Third, the outstanding case of one who sought God's glory was His incarnate Son, "Glorify your Son, that your Son also may glorify you" (John 17:1) this ever actuated Him.

Fourth, in Romans 1:10, we find the apostle Paul seeking God's blessing on his journey.

On the other hand, Scripture mentions not a few instances where the Lord's people failed to "acknowledge" Him in all their ways, and records the disastrous consequences which attended their self-will. After Abraham had entered Canaan, "There was a famine in the land," sent, no doubt, to chasten and to test him. But, alas, as is so often the case with us, he failed. Instead of seeking guidance from the Lord, he "went down into Egypt to sojourn there" (Gen 12:10). Ultimately, he was delivered, but for many years after he reaped an unpleasant harvest through Hagar, whom he acquired in Egypt.

Concerning the Gideonites who deceived Israel, it is written, "And the men took of their victuals, and asked not counsel at the mouth of the LORD. And Joshua made peace with them, and made a league with them" (Jos 9:14-15). The sequel shows that they became a thorn in Israel's side. These things are written for our learning.

"In all your ways acknowledge him" (verse 6). This precept applies to the arrangements of the home, our business affairs, our social life, our church relations, our service for Christ.

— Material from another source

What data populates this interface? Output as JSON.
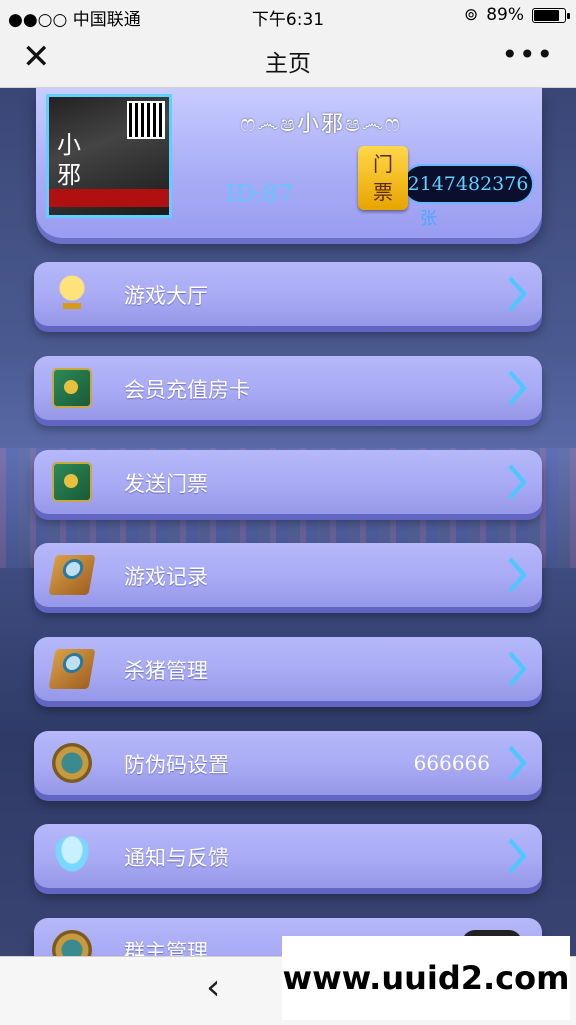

And our obedience thereto determines the measure in which our lives are pleasing to God, glorifying to Him, and really blessed by Him. Then, let us, more earnestly, daily seek grace to conform to it in everything.